All lives didn’t matter when
November 20, 2016
A bullet shot from an officer’s pistol and went through the stomach of 12-year-old Tamir Rice. Police responded to a 911 call about Rice, who was sitting on the swings of a Cleveland park in broad daylight holding a toy gun Nov. 22, 2014. The caller repeatedly stated the gun was “probably a fake,” but moments after the police car arrived Rice had been shot. According to Black Enterprise, Timothy Loehmann, rookie police officer, didn’t fully evaluate the situation – it only took two seconds to pull the trigger – ending a child’s life. Supervisors Cleveland Police Department said Loehmann had a history of misconduct with weapons during training sessions.
My youngest brother is 11-years-old; Tamir Rice could’ve been my younger brother. As someone who has siblings, it hurts to know a little boy spent his last four minutes of consciousness in the eyes of his shooter rather than the comforting arms of his older sister.
This is why the Black Lives Matter movement is so important. When, according to The Washington Post, police kill blacks at three times the rate of whites, it matters. According to the Black Lives Matter website, the movement is an ideological and political invention focusing on how black lives are systematically targeted and oppressed. The slogan “All Lives Matter” came to be as a reaction to the Black Lives Matter movement which began in July of 2013.
It’s easy for people to say “All Lives Matter,” but harder to grasp what that truly means. To me, “All Lives Matter” means every life has value. However, this hasn’t always held through American history.
All lives didn’t matter in 1787, when our constitution counted black people as three-fifths a person. All lives didn’t matter in 1955, when it took the lynching of 14 year old Emmett Till to spark a movement. All lives didn’t matter in 2014 when Michael Brown was unjustly killed by police gunfire.
I cannot say it’s any better to live in 2016 than it was to live in the 1950s because history is repeating itself. Theoretically, all lives do matter, but within our society all lives certainly don’t matter. Saying they do clearly shows people are oblivious to the real problem at hand. All Lives Matter supporters use their voices to silence a movement whose sole purpose is to ensure equality for black people.

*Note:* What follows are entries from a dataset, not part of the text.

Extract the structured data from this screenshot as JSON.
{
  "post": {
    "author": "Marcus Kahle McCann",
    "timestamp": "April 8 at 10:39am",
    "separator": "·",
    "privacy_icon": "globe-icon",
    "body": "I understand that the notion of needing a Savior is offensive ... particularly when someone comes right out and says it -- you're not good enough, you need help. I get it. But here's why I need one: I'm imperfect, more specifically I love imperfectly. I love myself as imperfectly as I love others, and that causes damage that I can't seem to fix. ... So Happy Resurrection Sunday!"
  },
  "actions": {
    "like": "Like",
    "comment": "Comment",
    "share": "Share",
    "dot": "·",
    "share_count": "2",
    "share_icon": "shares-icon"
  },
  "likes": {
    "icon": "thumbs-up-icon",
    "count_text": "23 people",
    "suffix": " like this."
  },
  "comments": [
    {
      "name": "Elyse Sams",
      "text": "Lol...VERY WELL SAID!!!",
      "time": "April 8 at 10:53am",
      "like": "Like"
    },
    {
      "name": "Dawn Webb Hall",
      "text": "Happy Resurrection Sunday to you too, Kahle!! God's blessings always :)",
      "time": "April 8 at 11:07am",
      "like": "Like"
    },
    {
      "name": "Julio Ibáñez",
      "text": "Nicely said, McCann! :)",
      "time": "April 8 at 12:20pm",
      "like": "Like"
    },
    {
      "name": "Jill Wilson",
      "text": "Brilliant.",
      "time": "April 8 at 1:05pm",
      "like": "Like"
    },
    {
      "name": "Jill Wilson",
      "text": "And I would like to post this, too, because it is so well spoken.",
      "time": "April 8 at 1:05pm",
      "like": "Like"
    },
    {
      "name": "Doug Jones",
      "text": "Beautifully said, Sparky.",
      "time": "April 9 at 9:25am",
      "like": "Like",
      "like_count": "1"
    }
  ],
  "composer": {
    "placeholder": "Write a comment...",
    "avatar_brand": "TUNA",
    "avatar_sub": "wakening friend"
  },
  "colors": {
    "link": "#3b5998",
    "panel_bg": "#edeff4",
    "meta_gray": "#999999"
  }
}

Not only that, but all lives did not matter when Dylann Roof shot and killed nine African Americans during their church service in Charleston, South Carolina. The only life that mattered here was the shooter who was carried out wearing a bulletproof vest and given Burger King on his way to jail, according to the Huffington Post. It is unbelievable that people can’t even be safe within their own place of worship. Yet, “all lives matter,” is still being advocated.
“All Lives Matter” supporters are part of the problem. Yet, it’s not entirely their fault. Their privilege blinds them to the injustice and oppression still suffered by black people today. Those people don’t know what it’s like to be followed around in stores, or fear a 911 call for help could end in death. People say “All Lives Matter,” but those people are wrong. All lives didn’t matter until black people began to say theirs do.
People who support “All Lives Matter” need to educate themselves on the topic; try putting themselves in the shoes of the families who have unrightfully lost loved ones for no apparent reason other than their skin color. And keep in mind, people don’t protest being free: protests don’t come from thin air.
The Black Lives Matter movement is a byproduct of history, and in order for things to change it needs to be embraced by all.